Bulgaria and Romania Remain Outside Schengen Indefinitely
Ralitsa Kovacheva, Adelina Marini, September 22, 2011
With great delay the news conference after the morning session of the Justice and Home Affairs Council turned into a short statement of the Polish Presidency with the promise the essential news conference to take place later today, when the journalists will receive answers to all their questions.
The Polish Home Affairs Minister Jerzy Miller said, with visible displeasure and obvious rebuke in his voice, that two countries had made it impossible a decision on the enlargement of Schengen to be taken. The minister did not name the two countries but for several days it is clear that those are the Netherlands and Finland. "This leads me to a rather sad conclusion about the mutual trust among the member states". Jerzy Miller commented.
In his emotional statement he recalled that Bulgaria and Romania were promised yet with the signing of their accession treaties that they would become members of Schengen immediately after they fulfil the requirements. Since April this year these conditions had been fulfilled, Miller said and added: "And in my understanding mutual trust means keeping promises as well. So today the promise has been broken".
At their Council the ministers discussed also the European Commission's reports on the Control and Verification Mechanism in the area of justice and home affairs with their accession in 2007. It is on the basis of these reports that the countries that oppose Sofia's and Bucharest's accession in Schengen said that not sufficient progress had been achieved in their fight with corruption and organised crime.

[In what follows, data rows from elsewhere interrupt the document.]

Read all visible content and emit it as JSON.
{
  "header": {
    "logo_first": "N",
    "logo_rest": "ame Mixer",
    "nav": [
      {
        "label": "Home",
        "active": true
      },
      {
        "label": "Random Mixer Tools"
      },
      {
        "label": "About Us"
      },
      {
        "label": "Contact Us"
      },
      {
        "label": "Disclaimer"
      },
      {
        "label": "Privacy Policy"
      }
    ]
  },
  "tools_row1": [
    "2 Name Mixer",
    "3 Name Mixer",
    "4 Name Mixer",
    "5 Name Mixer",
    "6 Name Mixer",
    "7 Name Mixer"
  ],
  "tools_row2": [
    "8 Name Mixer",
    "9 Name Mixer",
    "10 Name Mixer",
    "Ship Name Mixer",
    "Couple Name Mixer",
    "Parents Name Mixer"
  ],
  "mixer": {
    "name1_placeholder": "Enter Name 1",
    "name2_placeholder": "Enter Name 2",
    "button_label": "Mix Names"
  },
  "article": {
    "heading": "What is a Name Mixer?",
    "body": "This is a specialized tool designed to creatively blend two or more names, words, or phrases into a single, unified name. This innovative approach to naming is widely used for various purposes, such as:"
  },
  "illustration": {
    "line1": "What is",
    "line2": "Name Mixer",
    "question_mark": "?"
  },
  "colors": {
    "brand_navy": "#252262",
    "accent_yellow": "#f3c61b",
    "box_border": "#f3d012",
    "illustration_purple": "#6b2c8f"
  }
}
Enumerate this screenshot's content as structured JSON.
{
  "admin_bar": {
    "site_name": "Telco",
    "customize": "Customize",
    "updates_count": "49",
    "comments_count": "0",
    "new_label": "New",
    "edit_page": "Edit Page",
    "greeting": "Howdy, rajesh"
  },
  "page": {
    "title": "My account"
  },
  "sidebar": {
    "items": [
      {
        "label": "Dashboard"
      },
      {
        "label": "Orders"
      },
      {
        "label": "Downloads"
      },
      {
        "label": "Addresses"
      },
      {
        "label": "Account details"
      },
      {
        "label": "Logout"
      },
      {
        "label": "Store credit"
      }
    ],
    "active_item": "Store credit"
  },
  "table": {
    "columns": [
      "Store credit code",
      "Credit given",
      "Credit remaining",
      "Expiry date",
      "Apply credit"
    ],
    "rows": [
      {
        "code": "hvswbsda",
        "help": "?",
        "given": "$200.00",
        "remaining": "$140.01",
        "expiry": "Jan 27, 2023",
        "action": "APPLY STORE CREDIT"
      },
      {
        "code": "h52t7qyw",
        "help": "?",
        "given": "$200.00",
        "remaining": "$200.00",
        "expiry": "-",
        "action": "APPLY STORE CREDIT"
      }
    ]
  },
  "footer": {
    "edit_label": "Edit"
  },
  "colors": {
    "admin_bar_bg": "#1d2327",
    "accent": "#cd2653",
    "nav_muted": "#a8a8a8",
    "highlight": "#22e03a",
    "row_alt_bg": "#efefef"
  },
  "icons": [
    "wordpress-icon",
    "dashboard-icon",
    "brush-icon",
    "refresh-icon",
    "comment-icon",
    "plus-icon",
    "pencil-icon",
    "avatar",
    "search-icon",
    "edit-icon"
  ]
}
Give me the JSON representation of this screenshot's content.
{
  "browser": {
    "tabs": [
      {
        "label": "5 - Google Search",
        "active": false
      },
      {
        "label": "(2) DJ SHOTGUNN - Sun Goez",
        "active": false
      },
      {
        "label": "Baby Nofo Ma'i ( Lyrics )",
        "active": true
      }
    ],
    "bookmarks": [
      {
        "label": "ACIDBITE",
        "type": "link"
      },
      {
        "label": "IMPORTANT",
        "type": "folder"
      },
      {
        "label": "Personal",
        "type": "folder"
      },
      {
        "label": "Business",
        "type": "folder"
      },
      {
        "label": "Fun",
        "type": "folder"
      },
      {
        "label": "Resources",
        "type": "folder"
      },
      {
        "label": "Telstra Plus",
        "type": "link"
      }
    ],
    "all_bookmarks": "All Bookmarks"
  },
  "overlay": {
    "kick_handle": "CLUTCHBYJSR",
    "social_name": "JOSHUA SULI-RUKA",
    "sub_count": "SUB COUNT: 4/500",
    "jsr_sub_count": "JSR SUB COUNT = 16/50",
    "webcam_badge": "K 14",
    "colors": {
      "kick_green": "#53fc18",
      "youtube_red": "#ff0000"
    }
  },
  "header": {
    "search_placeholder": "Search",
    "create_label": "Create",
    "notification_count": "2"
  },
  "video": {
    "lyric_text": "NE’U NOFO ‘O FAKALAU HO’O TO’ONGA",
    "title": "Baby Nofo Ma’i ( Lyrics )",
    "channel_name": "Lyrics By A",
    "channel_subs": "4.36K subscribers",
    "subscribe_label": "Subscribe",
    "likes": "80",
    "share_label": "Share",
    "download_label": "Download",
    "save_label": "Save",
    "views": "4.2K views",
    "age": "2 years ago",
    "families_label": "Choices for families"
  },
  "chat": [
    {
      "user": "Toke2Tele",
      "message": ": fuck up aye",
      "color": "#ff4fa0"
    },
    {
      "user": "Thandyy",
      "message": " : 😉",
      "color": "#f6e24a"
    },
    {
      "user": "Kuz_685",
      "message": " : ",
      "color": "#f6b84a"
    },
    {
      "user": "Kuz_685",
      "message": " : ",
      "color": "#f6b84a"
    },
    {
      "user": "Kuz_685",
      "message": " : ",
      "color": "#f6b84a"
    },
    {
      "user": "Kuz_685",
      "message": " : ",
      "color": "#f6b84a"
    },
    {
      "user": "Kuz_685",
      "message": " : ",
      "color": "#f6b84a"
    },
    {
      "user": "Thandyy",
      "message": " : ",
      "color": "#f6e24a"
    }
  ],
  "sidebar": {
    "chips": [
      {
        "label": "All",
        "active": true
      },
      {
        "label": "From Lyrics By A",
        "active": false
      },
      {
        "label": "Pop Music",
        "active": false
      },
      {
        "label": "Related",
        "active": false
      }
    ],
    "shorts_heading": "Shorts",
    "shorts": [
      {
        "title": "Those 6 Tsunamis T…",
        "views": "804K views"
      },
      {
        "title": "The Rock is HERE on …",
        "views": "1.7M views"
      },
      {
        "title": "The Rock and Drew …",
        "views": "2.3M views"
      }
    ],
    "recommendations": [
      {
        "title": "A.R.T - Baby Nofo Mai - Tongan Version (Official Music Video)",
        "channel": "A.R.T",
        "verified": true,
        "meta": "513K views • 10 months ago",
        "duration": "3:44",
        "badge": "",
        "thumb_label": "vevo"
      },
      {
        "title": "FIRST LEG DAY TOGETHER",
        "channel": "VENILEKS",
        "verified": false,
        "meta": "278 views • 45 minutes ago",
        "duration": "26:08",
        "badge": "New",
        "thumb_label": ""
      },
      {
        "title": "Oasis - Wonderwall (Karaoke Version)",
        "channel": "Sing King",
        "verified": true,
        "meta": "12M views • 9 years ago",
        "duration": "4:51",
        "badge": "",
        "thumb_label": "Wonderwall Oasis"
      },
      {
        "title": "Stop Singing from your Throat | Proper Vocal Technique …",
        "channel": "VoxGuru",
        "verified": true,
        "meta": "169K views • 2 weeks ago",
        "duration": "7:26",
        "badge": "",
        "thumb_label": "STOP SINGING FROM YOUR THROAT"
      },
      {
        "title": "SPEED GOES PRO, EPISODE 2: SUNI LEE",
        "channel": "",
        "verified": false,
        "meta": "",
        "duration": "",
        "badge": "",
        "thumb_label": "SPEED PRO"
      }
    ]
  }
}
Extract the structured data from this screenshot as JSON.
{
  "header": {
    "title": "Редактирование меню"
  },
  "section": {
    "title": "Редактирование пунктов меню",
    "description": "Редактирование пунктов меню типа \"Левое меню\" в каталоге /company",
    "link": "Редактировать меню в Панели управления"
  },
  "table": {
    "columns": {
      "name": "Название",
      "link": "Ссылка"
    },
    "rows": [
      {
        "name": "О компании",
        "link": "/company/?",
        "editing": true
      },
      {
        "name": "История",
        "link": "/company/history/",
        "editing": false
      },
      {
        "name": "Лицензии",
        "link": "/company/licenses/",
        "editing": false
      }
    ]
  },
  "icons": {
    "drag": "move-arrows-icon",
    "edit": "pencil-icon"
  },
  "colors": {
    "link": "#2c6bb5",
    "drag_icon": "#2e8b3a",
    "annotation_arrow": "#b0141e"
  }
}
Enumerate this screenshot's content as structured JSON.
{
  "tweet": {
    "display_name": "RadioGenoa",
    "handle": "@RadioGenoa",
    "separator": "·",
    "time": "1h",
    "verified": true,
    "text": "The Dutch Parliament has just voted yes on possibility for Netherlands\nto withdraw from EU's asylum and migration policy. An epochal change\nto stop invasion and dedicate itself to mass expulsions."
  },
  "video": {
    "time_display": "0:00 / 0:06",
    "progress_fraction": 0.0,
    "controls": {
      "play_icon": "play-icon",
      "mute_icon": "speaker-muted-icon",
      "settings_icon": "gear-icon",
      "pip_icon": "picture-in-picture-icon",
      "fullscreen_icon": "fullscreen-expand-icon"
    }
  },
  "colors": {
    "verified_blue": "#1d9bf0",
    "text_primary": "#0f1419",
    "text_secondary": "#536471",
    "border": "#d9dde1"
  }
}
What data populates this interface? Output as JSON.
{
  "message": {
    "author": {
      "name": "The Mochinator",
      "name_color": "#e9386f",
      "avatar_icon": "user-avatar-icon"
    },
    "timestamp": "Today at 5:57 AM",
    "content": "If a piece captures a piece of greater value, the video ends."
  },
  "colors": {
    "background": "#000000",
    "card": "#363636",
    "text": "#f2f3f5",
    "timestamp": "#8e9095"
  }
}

Minister Miller did not specify what the comments of his colleagues were regarding the reports but noted: "The truth is that both Bulgaria and Romania have made huge progress in their fight against corruption and organised crime".
Moreover, the Polish Internal Minister noted, the two countries practically protect the EU's external borders since April this year. For the purpose they had received access to the Schengen systems. "So it seems that we are using somebody's systems but are not willing to accept them to our family and I don't believe this is what solidarity is about", commented Jerzy Miller.
The Bulgarian National Radio quoted the Minister of Home Affairs, Tsvetan Tsvetanov, according to whom all the other countries, including France and Germany, supported the compromise proposal of the Polish Presidency for a gradual accession of Bulgaria and Romania in Schengen. According to Tsvetanov the consultations will continue actively in the coming days and if the Netherlands and Finland change their positions the decision could be taken at an extraordinary council or via a signature. It is possible the issue to be discussed by the leaders of the member states at the upcoming European Council on October 17 and 18.
More on the topic later on euinside.